Material Disruption Ahead
New materials and processes are proving effective against a growing range of bacteria and have wide ranging applications. Similar approaches may also change the way we clean our clothes and how often we paint our houses. They could also prove disruptive to existing sectors’ income streams.
What is changing?
Hospitals and nursing homes are vulnerable to bacterial infections and an increasing number of those infections are showing signs of resistance to antibiotics with significant repercussions in terms of deaths and other costs. A number of new developments are set to help – by variously reducing the ability of bacteria to take hold on surfaces, or rapidly removing any that are there.
Self cleaning glass has been on the market for some years; its treated surface reducing the ability of dirt to stick and then helping water to wash it off the next time it rains. Similar principles are being applied to prevent bacteria sticking to surfaces.
A new process can apply a nano-layer of glass to surfaces from door handles to bedside tables, trolleys to lift walls and floors. Field tests so far indicate up to a 50% reduction in the presence of bacteria.
Elsewhere research is examining the potential of a combination of soot and silica to provide self cleaning properties to surfaces such as touch screens, windows and lenses. This combination repels both oil and water; such properties may also reduce infections.

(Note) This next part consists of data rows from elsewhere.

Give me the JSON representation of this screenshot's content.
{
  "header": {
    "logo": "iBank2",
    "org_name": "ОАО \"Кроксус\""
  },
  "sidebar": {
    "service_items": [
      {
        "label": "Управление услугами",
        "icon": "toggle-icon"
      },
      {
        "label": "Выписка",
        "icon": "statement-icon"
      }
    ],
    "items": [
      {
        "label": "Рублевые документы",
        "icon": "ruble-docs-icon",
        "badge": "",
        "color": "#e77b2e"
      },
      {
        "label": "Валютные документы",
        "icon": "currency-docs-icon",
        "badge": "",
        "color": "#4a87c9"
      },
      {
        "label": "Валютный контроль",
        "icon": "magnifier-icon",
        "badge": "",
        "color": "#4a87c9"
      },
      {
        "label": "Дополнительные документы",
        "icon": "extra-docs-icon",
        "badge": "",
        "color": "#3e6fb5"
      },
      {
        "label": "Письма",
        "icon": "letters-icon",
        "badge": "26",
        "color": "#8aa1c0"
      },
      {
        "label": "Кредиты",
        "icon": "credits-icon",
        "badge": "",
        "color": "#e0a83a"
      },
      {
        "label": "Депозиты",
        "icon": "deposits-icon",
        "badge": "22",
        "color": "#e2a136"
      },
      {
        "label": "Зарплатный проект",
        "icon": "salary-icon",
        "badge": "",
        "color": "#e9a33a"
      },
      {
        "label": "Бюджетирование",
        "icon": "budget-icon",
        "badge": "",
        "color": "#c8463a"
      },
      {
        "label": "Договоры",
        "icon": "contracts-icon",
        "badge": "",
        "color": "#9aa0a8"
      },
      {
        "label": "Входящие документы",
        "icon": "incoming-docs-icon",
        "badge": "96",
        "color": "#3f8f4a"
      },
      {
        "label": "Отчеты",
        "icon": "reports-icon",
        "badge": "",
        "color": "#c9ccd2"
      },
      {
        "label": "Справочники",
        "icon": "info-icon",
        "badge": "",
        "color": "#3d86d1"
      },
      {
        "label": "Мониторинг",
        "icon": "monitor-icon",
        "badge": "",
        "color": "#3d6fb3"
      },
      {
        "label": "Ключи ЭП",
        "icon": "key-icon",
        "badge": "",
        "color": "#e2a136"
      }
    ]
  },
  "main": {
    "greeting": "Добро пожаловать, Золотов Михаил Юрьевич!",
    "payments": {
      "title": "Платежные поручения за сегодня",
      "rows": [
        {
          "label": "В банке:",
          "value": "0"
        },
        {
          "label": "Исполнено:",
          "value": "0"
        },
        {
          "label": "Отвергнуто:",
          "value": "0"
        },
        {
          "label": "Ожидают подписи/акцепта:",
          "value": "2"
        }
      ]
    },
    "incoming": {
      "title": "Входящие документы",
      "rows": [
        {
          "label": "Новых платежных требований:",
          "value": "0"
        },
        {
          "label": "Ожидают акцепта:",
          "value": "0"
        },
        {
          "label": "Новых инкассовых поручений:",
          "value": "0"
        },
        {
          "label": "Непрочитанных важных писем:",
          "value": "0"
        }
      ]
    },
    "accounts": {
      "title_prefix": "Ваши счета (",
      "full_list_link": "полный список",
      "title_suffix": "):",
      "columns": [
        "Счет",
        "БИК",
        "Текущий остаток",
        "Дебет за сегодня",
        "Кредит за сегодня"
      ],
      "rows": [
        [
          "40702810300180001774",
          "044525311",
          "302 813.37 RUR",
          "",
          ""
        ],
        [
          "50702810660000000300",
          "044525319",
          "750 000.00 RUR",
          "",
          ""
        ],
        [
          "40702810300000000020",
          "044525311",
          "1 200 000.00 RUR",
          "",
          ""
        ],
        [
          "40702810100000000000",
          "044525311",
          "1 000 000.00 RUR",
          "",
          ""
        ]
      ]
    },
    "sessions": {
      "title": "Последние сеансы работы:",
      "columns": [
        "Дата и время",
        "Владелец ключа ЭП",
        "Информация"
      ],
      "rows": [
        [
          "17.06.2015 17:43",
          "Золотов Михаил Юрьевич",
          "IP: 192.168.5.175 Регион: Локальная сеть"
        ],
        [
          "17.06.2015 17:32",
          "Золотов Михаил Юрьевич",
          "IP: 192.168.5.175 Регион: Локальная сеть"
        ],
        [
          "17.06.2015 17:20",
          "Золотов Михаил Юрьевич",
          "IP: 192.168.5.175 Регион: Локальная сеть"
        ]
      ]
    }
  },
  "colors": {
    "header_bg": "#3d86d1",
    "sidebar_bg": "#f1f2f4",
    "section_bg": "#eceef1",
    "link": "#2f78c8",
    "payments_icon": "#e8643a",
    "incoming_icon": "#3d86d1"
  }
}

Faster and more effective removal
Silk treated with a form of chlorine for just one hour and then allowed to dry was shown to kill E. Coli bacteria within 10 minutes, and was even effective against Anthrax spores which are a much more difficult target.
Similarly, a new nano-cotton filter material could ‘zap’ bacteria with a very low level voltage and clean water in minutes. In lab experiments, the filter killed some 98% of E. Coli in water samples. The use of very low voltage could make safe water affordable and feasible in remote village in emerging and developing countries, using solar chargers.
Paint could help to kill superbugs on walls and doors, when the fluorescent lights are turned on. Nano-particles of titanium oxide in the paint react with UV (Ultra Violet) light and kill bacteria including E. Coli; however, other paint additives at present reduce that capability.
UV light also helps clean keyboards. The growth of electronic records has brought shared keyboards into hospitals and care homes by the thousand and with them the risk of rapid cross infection if bacteria are present among users. At the wave of a hand, the new keyboard ‘self cleans’ by retreating into a specially designed UV light bath within an otherwise dark box, and pops out again for the next person.
Why is this important?
We may be facing many a positive but also potentially disruptive material revolution.
The cost of MRSA alone in American hospitals in 2007 was put at $45 billion, with an estimated 1 million cases and 100,000 deaths – although some estimates put the numbers much lower – 94,000 cases and 18,650 deaths in 2005. In the UK, a major campaign against MRSA appears to be having a positive impact with numbers reducing, but bacterial infections of many kinds remain a constant and growing problem for hospitals and other care environments. Finding more effective solutions remains a high priority.
Such developments may not only help hospitals but food processing, pharmaceutical production, sterile manufacturing for electronic production and the emerging bio-industries as well. Shared machines such as cash dispensers or public transport may also use such technologies to improve cleanliness and reduce infection risks. But, they may also have adverse consequences for some. The cleaning products markets is big business; worth about £2.5 billion in the UK alone. Technologies which radically reduce demand could significantly disrupt the income streams of some major companies, long term.
And similar techniques are being applied to more mundane problems. Self cleaning paints, it is claimed, could significantly reduce the frequency with which we need to paint our homes or other surfaces. Silk and cotton treated with nano-particles of titanium oxide could also respond to sunlight, ‘digesting the dirt and stains’ and so remove the need for washing and dry cleaning. Sunbathing may take on a whole new meaning!
By Sheila Moorcroft
About the author
Sheila has over 20 years experience helping clients capitalise on change – identifying changes in their business environment, assessing the implications and responding effectively to them. As Research Director at Shaping Tomorrow she has completed many futures projects on topics as diverse as health care, telecommunications, innovation management, and premium products for clients in the public and private sectors. Sheila also writes a weekly Trend Alert to highlight changes that might affect a wide range of organisations. www.ShapingTomorrow.com